# [Available data]
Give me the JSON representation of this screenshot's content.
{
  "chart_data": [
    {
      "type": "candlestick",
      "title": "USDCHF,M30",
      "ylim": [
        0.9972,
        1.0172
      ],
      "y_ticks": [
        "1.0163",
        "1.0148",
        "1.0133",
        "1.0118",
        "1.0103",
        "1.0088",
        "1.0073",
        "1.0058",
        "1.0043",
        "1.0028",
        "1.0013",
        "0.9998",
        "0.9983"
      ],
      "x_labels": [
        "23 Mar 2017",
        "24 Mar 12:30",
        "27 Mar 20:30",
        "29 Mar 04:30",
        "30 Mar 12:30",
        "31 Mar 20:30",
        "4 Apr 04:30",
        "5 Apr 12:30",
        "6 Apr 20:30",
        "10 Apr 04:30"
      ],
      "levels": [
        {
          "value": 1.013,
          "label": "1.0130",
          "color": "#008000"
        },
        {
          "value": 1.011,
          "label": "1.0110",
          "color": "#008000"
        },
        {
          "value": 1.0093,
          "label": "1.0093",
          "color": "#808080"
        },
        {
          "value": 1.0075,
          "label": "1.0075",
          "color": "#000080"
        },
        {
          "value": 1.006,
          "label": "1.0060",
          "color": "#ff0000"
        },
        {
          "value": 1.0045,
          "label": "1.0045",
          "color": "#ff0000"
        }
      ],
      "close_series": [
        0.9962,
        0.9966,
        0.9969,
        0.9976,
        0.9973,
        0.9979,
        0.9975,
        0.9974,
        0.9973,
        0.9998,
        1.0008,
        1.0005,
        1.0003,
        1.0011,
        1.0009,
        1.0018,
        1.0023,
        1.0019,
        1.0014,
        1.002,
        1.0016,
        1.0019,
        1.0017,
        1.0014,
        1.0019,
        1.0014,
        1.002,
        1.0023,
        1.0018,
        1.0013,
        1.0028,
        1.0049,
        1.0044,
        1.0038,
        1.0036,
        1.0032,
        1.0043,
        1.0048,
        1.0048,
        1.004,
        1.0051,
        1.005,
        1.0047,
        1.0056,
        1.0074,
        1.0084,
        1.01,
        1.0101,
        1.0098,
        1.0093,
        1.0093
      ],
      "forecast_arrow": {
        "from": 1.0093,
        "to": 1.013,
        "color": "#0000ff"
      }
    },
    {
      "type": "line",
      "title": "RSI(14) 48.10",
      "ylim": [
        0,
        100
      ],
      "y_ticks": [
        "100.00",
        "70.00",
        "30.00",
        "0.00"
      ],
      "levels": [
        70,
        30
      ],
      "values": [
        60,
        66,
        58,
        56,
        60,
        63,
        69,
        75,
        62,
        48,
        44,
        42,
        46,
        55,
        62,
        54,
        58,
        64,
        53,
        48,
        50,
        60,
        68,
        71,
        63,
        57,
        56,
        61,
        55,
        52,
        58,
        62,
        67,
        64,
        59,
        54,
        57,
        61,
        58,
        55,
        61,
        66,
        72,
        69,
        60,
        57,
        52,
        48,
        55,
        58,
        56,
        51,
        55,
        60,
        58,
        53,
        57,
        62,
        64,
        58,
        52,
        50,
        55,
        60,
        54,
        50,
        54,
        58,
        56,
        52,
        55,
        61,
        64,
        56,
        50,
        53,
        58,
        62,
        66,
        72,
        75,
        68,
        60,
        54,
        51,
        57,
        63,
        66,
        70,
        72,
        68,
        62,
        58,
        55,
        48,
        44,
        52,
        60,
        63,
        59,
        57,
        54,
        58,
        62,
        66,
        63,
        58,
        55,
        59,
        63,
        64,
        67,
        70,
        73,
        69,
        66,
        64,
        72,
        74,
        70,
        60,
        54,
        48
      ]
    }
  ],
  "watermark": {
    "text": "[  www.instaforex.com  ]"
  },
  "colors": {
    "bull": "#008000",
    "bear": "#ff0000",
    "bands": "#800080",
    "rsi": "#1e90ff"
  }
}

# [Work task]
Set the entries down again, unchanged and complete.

# [Task output]
Give me the JSON representation of this screenshot's content.
{
  "chart_data": [
    {
      "type": "candlestick",
      "title": "USDCHF,M30",
      "ylim": [
        0.9972,
        1.0172
      ],
      "y_ticks": [
        "1.0163",
        "1.0148",
        "1.0133",
        "1.0118",
        "1.0103",
        "1.0088",
        "1.0073",
        "1.0058",
        "1.0043",
        "1.0028",
        "1.0013",
        "0.9998",
        "0.9983"
      ],
      "x_labels": [
        "23 Mar 2017",
        "24 Mar 12:30",
        "27 Mar 20:30",
        "29 Mar 04:30",
        "30 Mar 12:30",
        "31 Mar 20:30",
        "4 Apr 04:30",
        "5 Apr 12:30",
        "6 Apr 20:30",
        "10 Apr 04:30"
      ],
      "levels": [
        {
          "value": 1.013,
          "label": "1.0130",
          "color": "#008000"
        },
        {
          "value": 1.011,
          "label": "1.0110",
          "color": "#008000"
        },
        {
          "value": 1.0093,
          "label": "1.0093",
          "color": "#808080"
        },
        {
          "value": 1.0075,
          "label": "1.0075",
          "color": "#000080"
        },
        {
          "value": 1.006,
          "label": "1.0060",
          "color": "#ff0000"
        },
        {
          "value": 1.0045,
          "label": "1.0045",
          "color": "#ff0000"
        }
      ],
      "close_series": [
        0.9962,
        0.9966,
        0.9969,
        0.9976,
        0.9973,
        0.9979,
        0.9975,
        0.9974,
        0.9973,
        0.9998,
        1.0008,
        1.0005,
        1.0003,
        1.0011,
        1.0009,
        1.0018,
        1.0023,
        1.0019,
        1.0014,
        1.002,
        1.0016,
        1.0019,
        1.0017,
        1.0014,
        1.0019,
        1.0014,
        1.002,
        1.0023,
        1.0018,
        1.0013,
        1.0028,
        1.0049,
        1.0044,
        1.0038,
        1.0036,
        1.0032,
        1.0043,
        1.0048,
        1.0048,
        1.004,
        1.0051,
        1.005,
        1.0047,
        1.0056,
        1.0074,
        1.0084,
        1.01,
        1.0101,
        1.0098,
        1.0093,
        1.0093
      ],
      "forecast_arrow": {
        "from": 1.0093,
        "to": 1.013,
        "color": "#0000ff"
      }
    },
    {
      "type": "line",
      "title": "RSI(14) 48.10",
      "ylim": [
        0,
        100
      ],
      "y_ticks": [
        "100.00",
        "70.00",
        "30.00",
        "0.00"
      ],
      "levels": [
        70,
        30
      ],
      "values": [
        60,
        66,
        58,
        56,
        60,
        63,
        69,
        75,
        62,
        48,
        44,
        42,
        46,
        55,
        62,
        54,
        58,
        64,
        53,
        48,
        50,
        60,
        68,
        71,
        63,
        57,
        56,
        61,
        55,
        52,
        58,
        62,
        67,
        64,
        59,
        54,
        57,
        61,
        58,
        55,
        61,
        66,
        72,
        69,
        60,
        57,
        52,
        48,
        55,
        58,
        56,
        51,
        55,
        60,
        58,
        53,
        57,
        62,
        64,
        58,
        52,
        50,
        55,
        60,
        54,
        50,
        54,
        58,
        56,
        52,
        55,
        61,
        64,
        56,
        50,
        53,
        58,
        62,
        66,
        72,
        75,
        68,
        60,
        54,
        51,
        57,
        63,
        66,
        70,
        72,
        68,
        62,
        58,
        55,
        48,
        44,
        52,
        60,
        63,
        59,
        57,
        54,
        58,
        62,
        66,
        63,
        58,
        55,
        59,
        63,
        64,
        67,
        70,
        73,
        69,
        66,
        64,
        72,
        74,
        70,
        60,
        54,
        48
      ]
    }
  ],
  "watermark": {
    "text": "[  www.instaforex.com  ]"
  },
  "colors": {
    "bull": "#008000",
    "bear": "#ff0000",
    "bands": "#800080",
    "rsi": "#1e90ff"
  }
}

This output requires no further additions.